What should candidates wear to an interview?

In this organization, business casual is appropriate. I assess people by first impressions, so how you look and speak matters. In the old days, you could get by in IT because you were a technology geek. The old joke used to be, “They do not speak very well, but if you throw meat under the door, they will turn out a system that you can implement.” Today, that is not the way IT works. If you are interviewing in IT, you have to come across as a professional and dress well.

What advice would you give to candidates interviewing for positions in your organization?

If you are going to interview for any position, you better know something about the company and have some understanding about the objective of the position. For example, the enterprise architecture position that we are in the process of filling could be viewed as a technical, business or strategic role. Do everything that you can to find out how the company perceives the position so that you address what they are looking for during the interview.

Also, I look for people who are passionate about what they are doing, who are excited about their experience and how it can come to play here. I am looking for someone who has energy. All those things indicate a person who want to get a job done.

Do you have any pet peeves during an interview?

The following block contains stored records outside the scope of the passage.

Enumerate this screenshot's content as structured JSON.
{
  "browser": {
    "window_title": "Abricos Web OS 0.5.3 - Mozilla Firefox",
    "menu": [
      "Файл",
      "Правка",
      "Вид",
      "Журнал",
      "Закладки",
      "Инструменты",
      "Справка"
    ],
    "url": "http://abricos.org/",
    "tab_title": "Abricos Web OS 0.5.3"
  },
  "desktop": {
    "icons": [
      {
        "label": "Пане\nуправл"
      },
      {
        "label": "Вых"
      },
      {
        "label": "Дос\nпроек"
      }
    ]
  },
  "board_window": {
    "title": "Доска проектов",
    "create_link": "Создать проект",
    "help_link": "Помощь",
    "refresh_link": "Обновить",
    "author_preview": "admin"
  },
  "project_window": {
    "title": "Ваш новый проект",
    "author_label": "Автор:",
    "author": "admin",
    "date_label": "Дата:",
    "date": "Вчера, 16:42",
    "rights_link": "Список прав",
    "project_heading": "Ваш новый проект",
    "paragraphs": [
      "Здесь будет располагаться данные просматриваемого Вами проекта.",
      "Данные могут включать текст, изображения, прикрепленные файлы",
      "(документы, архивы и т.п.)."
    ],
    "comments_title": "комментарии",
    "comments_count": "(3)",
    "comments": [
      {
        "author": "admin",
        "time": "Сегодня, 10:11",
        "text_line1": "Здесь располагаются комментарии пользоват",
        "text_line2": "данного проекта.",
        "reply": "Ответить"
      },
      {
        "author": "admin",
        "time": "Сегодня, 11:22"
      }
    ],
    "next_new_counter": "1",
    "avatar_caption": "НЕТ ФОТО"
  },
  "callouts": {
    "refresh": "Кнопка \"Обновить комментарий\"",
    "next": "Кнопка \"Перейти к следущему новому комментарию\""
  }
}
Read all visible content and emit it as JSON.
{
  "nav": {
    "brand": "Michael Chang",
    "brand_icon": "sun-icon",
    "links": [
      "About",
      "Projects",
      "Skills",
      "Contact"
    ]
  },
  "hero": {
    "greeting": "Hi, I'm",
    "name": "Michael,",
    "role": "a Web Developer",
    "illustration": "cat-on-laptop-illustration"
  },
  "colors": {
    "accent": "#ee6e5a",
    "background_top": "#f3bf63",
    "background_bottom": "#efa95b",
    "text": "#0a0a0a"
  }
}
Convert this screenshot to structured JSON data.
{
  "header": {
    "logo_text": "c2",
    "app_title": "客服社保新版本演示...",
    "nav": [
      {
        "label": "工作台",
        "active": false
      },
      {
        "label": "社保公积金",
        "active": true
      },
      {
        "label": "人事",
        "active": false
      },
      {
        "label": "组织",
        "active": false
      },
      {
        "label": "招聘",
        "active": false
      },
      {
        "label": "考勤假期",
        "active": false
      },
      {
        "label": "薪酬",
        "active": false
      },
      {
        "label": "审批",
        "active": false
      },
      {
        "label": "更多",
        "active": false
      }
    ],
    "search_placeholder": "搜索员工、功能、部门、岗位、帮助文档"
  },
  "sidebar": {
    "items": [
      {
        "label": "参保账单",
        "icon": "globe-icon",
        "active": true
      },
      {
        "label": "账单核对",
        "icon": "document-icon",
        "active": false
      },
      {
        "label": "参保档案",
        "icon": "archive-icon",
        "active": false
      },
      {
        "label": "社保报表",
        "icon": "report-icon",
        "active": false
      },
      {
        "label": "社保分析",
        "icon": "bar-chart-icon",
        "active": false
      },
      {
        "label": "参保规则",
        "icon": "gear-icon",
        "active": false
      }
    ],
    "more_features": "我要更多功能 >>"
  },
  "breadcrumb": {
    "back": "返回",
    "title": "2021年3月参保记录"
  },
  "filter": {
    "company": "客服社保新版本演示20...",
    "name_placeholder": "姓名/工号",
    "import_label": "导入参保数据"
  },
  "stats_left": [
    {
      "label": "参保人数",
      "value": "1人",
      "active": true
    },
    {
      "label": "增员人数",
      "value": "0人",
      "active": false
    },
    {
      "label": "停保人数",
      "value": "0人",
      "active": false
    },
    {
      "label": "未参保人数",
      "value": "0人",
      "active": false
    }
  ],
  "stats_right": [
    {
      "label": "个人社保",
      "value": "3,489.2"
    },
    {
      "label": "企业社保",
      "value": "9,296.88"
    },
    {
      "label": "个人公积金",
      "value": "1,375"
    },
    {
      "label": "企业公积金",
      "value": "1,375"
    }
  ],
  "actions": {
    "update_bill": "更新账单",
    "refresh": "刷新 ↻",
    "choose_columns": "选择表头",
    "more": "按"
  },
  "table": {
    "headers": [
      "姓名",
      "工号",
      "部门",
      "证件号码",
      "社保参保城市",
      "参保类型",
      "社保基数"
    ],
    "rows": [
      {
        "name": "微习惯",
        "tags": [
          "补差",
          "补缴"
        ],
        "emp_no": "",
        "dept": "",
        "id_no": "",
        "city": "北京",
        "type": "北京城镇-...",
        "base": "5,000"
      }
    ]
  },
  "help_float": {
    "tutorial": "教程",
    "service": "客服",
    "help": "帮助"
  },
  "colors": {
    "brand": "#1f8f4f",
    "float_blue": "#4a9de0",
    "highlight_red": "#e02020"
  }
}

Anybody who does not make eye contact with me, and people who ramble—like I have in this interview. Also, when a candidate is asked a question, did they understand the question? If not, did they ask for clarification? When the question was asked, did they think about it and give an answer that was specific to the question? It is important to me how well they listen and how well they respond in clear, concise terms.

Have you ever hired somebody based on a letter, résumé or phone call sent directly to you?

In the postal service and the federal environment under our rules, I have to go through the human resources organization. If you sent me a résumé, I am obligated to give it to them.

What interview questions do you always ask and why?

After giving candidates a quick overview of the organization’s issues and challenges, I typically ask them how their experience would address the challenges we are dealing with.

I then throw out some of the problems pertinent to the position. Generally the ones I pick are more attuned to challenges interacting with different people to see how they respond to those issues. After they give me their answer, I ask them for examples where they have dealt with a particular people issue because they could have given me a book answer versus telling me what they’ve actually done in a similar situation.

I also ask how this particular position fits where they want to be in the future. I want to know if they have a plan for themselves, if they have the ambition to change and grow.

After I have finished the interview, the last thing I ask is if the candidate has any questions for me. I ask this question because I want to see how insightful they are and learn what is important to them.

John Mann is associate director of The Alexander Group. He works out of the executive search firm’s office in Houston.